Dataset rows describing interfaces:
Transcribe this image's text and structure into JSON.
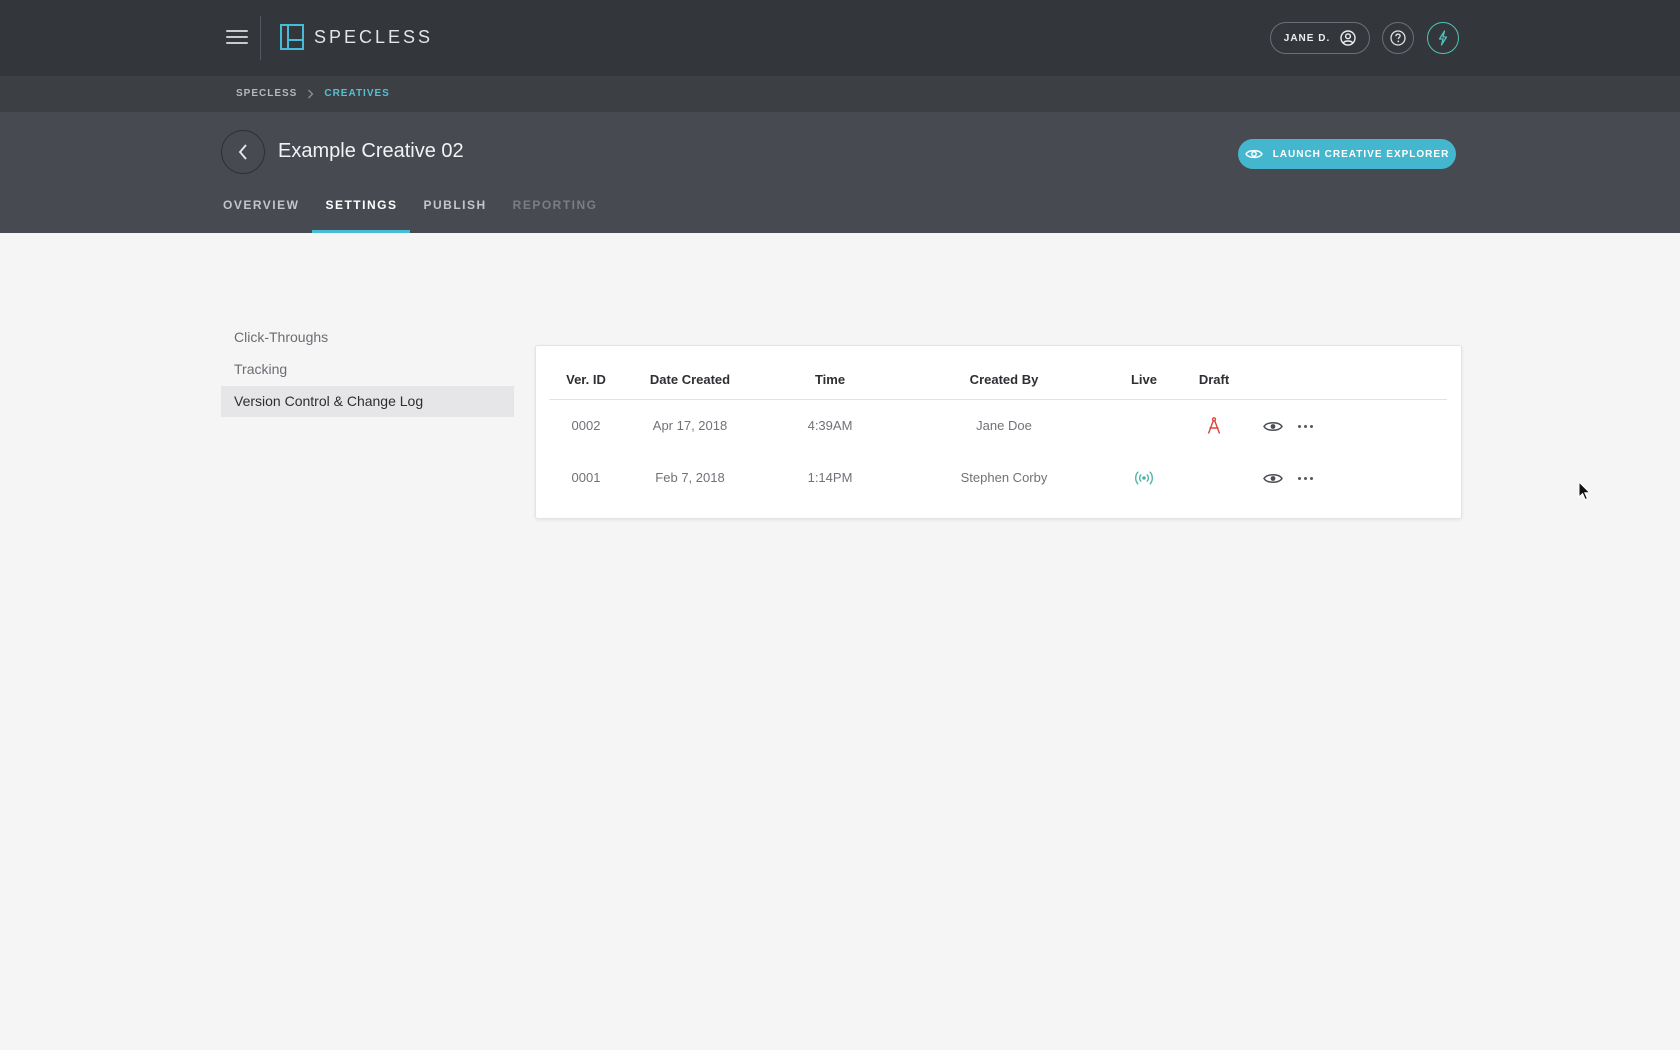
{
  "topbar": {
    "brand": "SPECLESS",
    "user_label": "JANE D."
  },
  "breadcrumb": {
    "root": "SPECLESS",
    "current": "CREATIVES"
  },
  "header": {
    "title": "Example Creative 02",
    "launch_label": "LAUNCH CREATIVE EXPLORER",
    "tabs": [
      {
        "label": "OVERVIEW"
      },
      {
        "label": "SETTINGS"
      },
      {
        "label": "PUBLISH"
      },
      {
        "label": "REPORTING"
      }
    ],
    "active_tab": "SETTINGS"
  },
  "sidenav": {
    "items": [
      {
        "label": "Click-Throughs"
      },
      {
        "label": "Tracking"
      },
      {
        "label": "Version Control & Change Log"
      }
    ],
    "active_item": "Version Control & Change Log"
  },
  "table": {
    "columns": [
      "Ver. ID",
      "Date Created",
      "Time",
      "Created By",
      "Live",
      "Draft"
    ],
    "rows": [
      {
        "ver_id": "0002",
        "date": "Apr 17, 2018",
        "time": "4:39AM",
        "created_by": "Jane Doe",
        "live": false,
        "draft": true
      },
      {
        "ver_id": "0001",
        "date": "Feb 7, 2018",
        "time": "1:14PM",
        "created_by": "Stephen Corby",
        "live": true,
        "draft": false
      }
    ]
  },
  "icons": {
    "menu": "hamburger-menu-icon",
    "user": "user-circle-icon",
    "help": "question-circle-icon",
    "bolt": "lightning-bolt-icon",
    "back": "chevron-left-icon",
    "launch": "eye-icon",
    "live": "broadcast-icon",
    "draft": "drafting-compass-icon",
    "view": "eye-icon",
    "more": "more-horizontal-icon"
  },
  "colors": {
    "accent": "#48bcd6",
    "live": "#4fb3a6",
    "draft": "#e0423a",
    "topbar": "#33363b",
    "subheader": "#474b51"
  }
}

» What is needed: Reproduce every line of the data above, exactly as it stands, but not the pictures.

» Written response:
Transcribe this image's text and structure into JSON.
{
  "topbar": {
    "brand": "SPECLESS",
    "user_label": "JANE D."
  },
  "breadcrumb": {
    "root": "SPECLESS",
    "current": "CREATIVES"
  },
  "header": {
    "title": "Example Creative 02",
    "launch_label": "LAUNCH CREATIVE EXPLORER",
    "tabs": [
      {
        "label": "OVERVIEW"
      },
      {
        "label": "SETTINGS"
      },
      {
        "label": "PUBLISH"
      },
      {
        "label": "REPORTING"
      }
    ],
    "active_tab": "SETTINGS"
  },
  "sidenav": {
    "items": [
      {
        "label": "Click-Throughs"
      },
      {
        "label": "Tracking"
      },
      {
        "label": "Version Control & Change Log"
      }
    ],
    "active_item": "Version Control & Change Log"
  },
  "table": {
    "columns": [
      "Ver. ID",
      "Date Created",
      "Time",
      "Created By",
      "Live",
      "Draft"
    ],
    "rows": [
      {
        "ver_id": "0002",
        "date": "Apr 17, 2018",
        "time": "4:39AM",
        "created_by": "Jane Doe",
        "live": false,
        "draft": true
      },
      {
        "ver_id": "0001",
        "date": "Feb 7, 2018",
        "time": "1:14PM",
        "created_by": "Stephen Corby",
        "live": true,
        "draft": false
      }
    ]
  },
  "icons": {
    "menu": "hamburger-menu-icon",
    "user": "user-circle-icon",
    "help": "question-circle-icon",
    "bolt": "lightning-bolt-icon",
    "back": "chevron-left-icon",
    "launch": "eye-icon",
    "live": "broadcast-icon",
    "draft": "drafting-compass-icon",
    "view": "eye-icon",
    "more": "more-horizontal-icon"
  },
  "colors": {
    "accent": "#48bcd6",
    "live": "#4fb3a6",
    "draft": "#e0423a",
    "topbar": "#33363b",
    "subheader": "#474b51"
  }
}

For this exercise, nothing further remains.